What the task asks: Only the lines that include "this" should be copied from the data below.

Supplied information:
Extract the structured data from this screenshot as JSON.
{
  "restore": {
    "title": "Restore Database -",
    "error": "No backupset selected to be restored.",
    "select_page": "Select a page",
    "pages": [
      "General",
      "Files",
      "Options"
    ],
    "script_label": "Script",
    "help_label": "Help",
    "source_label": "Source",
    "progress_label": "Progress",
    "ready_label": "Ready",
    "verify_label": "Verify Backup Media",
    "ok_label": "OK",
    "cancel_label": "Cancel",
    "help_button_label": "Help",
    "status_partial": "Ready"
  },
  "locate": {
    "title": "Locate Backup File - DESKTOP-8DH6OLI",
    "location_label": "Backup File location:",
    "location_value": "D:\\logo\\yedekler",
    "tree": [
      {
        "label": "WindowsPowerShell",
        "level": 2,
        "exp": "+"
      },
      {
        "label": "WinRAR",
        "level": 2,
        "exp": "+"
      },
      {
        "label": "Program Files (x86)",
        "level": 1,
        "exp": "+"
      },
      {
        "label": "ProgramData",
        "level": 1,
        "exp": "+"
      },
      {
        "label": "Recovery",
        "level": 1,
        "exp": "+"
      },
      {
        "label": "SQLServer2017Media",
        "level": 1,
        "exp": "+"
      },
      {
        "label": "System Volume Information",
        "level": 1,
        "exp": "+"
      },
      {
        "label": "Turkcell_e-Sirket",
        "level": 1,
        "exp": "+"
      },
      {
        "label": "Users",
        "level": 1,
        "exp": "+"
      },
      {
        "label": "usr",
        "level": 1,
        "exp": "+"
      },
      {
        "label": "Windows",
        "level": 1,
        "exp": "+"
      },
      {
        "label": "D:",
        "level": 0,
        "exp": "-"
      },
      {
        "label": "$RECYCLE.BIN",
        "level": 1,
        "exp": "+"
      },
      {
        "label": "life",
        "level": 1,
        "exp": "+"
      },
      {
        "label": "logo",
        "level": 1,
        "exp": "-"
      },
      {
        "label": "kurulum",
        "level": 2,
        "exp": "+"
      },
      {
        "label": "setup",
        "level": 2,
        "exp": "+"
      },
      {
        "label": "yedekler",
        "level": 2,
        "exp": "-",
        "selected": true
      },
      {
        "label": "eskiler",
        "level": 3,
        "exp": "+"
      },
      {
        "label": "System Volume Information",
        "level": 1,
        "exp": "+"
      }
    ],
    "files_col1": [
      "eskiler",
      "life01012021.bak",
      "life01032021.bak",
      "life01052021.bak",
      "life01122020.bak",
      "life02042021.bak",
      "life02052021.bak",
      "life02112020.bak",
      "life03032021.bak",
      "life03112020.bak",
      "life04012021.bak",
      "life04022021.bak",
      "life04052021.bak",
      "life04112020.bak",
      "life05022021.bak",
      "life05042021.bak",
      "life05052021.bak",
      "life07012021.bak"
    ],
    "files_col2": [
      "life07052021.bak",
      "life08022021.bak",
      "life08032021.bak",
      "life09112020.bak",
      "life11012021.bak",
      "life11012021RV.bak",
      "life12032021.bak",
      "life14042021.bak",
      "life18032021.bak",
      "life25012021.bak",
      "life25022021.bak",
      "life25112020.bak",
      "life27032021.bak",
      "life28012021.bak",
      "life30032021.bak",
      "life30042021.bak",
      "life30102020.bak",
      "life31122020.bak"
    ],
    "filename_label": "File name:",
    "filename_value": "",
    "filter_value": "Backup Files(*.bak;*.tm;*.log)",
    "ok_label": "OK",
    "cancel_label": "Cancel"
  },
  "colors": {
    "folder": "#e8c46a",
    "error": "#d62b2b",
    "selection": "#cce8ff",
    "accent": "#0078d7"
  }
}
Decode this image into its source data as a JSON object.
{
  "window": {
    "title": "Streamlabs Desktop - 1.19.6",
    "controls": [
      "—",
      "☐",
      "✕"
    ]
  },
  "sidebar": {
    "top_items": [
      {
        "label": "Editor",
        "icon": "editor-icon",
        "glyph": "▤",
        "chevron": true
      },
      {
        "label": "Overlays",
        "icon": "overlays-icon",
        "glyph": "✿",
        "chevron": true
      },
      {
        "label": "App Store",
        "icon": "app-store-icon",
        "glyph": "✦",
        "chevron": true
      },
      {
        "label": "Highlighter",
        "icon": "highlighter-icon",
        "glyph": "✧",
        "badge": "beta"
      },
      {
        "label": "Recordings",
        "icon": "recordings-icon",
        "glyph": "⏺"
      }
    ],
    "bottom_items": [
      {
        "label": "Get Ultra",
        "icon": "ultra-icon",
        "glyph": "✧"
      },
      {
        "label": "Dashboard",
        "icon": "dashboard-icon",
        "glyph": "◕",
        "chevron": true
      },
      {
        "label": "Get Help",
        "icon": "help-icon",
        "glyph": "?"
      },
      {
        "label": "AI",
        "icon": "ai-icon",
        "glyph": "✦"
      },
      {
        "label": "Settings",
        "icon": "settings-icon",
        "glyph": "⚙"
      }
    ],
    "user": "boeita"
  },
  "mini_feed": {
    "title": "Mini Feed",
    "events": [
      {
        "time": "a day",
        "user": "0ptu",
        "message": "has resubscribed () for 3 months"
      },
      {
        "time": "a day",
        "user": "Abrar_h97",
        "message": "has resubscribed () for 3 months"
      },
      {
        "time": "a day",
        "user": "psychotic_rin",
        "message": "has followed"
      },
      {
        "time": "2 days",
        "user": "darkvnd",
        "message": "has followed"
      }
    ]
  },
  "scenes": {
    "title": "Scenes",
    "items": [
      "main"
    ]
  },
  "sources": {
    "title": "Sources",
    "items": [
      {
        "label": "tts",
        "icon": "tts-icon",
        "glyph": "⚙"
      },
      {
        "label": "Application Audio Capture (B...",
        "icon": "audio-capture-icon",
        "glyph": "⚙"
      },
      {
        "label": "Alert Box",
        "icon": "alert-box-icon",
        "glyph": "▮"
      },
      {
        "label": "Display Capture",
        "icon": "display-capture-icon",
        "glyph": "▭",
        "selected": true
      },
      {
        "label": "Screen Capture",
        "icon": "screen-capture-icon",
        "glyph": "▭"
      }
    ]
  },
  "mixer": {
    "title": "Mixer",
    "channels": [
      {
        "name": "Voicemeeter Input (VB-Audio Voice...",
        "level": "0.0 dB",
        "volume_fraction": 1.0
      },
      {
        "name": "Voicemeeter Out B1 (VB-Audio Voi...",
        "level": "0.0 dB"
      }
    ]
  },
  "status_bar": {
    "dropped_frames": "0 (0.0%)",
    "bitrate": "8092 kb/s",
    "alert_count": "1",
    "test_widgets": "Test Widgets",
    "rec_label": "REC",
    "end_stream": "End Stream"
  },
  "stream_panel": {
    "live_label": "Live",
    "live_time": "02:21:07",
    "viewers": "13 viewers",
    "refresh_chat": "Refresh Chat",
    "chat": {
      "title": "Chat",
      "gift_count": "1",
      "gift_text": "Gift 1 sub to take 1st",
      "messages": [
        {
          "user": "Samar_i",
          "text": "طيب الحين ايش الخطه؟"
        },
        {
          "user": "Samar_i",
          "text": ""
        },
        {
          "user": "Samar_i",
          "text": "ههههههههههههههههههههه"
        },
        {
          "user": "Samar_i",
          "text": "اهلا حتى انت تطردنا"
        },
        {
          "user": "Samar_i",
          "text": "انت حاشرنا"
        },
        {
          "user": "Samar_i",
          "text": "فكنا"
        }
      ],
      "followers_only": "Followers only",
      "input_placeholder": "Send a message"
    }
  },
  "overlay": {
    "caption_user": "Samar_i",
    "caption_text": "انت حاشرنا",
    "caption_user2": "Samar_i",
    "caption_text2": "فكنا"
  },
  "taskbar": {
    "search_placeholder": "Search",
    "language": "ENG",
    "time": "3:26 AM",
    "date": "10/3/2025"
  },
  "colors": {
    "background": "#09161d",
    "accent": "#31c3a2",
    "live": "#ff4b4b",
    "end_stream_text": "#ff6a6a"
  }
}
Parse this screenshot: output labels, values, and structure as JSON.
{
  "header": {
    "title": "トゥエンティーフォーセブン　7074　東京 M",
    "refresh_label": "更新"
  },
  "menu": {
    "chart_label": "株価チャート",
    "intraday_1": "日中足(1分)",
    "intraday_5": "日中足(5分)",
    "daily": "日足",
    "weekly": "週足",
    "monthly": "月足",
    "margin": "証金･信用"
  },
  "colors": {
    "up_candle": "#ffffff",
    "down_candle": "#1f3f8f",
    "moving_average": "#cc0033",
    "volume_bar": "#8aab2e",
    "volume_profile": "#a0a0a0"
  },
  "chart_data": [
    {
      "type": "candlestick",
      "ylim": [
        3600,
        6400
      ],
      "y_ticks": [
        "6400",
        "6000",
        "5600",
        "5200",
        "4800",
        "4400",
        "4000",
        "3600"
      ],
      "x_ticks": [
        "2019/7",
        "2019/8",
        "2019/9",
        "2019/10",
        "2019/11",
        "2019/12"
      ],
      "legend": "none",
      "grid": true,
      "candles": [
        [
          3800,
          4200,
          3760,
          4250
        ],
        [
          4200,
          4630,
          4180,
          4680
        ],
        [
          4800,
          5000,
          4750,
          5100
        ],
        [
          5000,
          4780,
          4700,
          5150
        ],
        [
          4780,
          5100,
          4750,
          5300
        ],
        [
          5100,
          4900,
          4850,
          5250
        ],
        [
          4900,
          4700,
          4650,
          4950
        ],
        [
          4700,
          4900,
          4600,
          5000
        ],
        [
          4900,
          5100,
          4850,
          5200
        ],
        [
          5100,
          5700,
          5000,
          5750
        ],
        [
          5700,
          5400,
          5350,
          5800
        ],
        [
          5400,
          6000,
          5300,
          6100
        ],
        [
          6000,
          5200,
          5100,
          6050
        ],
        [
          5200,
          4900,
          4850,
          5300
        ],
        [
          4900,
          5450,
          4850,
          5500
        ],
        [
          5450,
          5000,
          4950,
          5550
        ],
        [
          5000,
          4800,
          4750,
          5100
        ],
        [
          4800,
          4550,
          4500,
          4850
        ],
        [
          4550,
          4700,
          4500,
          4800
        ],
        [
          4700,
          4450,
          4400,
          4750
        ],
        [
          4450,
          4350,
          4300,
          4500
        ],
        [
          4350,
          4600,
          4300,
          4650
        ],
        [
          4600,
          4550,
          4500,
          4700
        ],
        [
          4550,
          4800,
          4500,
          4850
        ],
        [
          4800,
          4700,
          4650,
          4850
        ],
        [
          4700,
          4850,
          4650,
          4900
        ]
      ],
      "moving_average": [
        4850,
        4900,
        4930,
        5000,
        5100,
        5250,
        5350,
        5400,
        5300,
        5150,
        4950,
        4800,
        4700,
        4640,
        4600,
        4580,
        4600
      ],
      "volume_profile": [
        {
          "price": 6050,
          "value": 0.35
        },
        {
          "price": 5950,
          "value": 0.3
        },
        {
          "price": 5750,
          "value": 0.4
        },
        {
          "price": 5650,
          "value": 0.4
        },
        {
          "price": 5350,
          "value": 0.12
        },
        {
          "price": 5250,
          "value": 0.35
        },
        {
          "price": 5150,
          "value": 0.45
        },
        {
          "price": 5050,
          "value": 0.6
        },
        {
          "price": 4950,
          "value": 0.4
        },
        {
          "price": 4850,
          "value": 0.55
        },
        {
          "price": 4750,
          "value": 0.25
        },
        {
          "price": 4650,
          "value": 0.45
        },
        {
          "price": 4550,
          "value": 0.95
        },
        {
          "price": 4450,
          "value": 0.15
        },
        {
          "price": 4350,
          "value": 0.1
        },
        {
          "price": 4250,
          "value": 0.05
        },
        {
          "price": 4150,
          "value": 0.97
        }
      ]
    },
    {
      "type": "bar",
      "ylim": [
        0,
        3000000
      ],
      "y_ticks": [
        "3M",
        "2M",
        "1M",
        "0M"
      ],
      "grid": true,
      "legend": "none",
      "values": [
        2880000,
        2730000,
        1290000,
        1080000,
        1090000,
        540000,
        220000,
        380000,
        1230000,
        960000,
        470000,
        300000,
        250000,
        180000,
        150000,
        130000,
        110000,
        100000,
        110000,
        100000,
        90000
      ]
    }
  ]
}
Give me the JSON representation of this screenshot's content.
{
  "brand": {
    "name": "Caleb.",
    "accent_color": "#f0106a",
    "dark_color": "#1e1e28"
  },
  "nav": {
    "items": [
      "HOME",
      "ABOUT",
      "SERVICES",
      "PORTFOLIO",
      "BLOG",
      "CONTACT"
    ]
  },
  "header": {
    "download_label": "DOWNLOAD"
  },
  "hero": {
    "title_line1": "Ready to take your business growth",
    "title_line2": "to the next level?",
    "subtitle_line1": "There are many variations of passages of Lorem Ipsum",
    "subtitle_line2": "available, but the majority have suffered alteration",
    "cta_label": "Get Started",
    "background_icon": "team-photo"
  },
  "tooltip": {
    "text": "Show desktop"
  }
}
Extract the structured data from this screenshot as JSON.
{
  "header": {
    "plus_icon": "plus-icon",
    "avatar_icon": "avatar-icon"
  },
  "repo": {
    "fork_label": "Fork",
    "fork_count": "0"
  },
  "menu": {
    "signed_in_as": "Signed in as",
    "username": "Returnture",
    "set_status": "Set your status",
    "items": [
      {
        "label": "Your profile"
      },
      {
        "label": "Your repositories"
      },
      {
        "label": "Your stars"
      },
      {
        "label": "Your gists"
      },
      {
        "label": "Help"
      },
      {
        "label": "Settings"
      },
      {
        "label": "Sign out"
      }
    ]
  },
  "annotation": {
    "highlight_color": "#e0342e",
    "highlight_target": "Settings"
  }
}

Written response:
Extract the structured data from this screenshot as JSON.
Decode this image into its source data as a JSON object.
Parse this screenshot: output labels, values, and structure as JSON.
Give me the JSON representation of this screenshot's content.
Extract the structured data from this screenshot as JSON.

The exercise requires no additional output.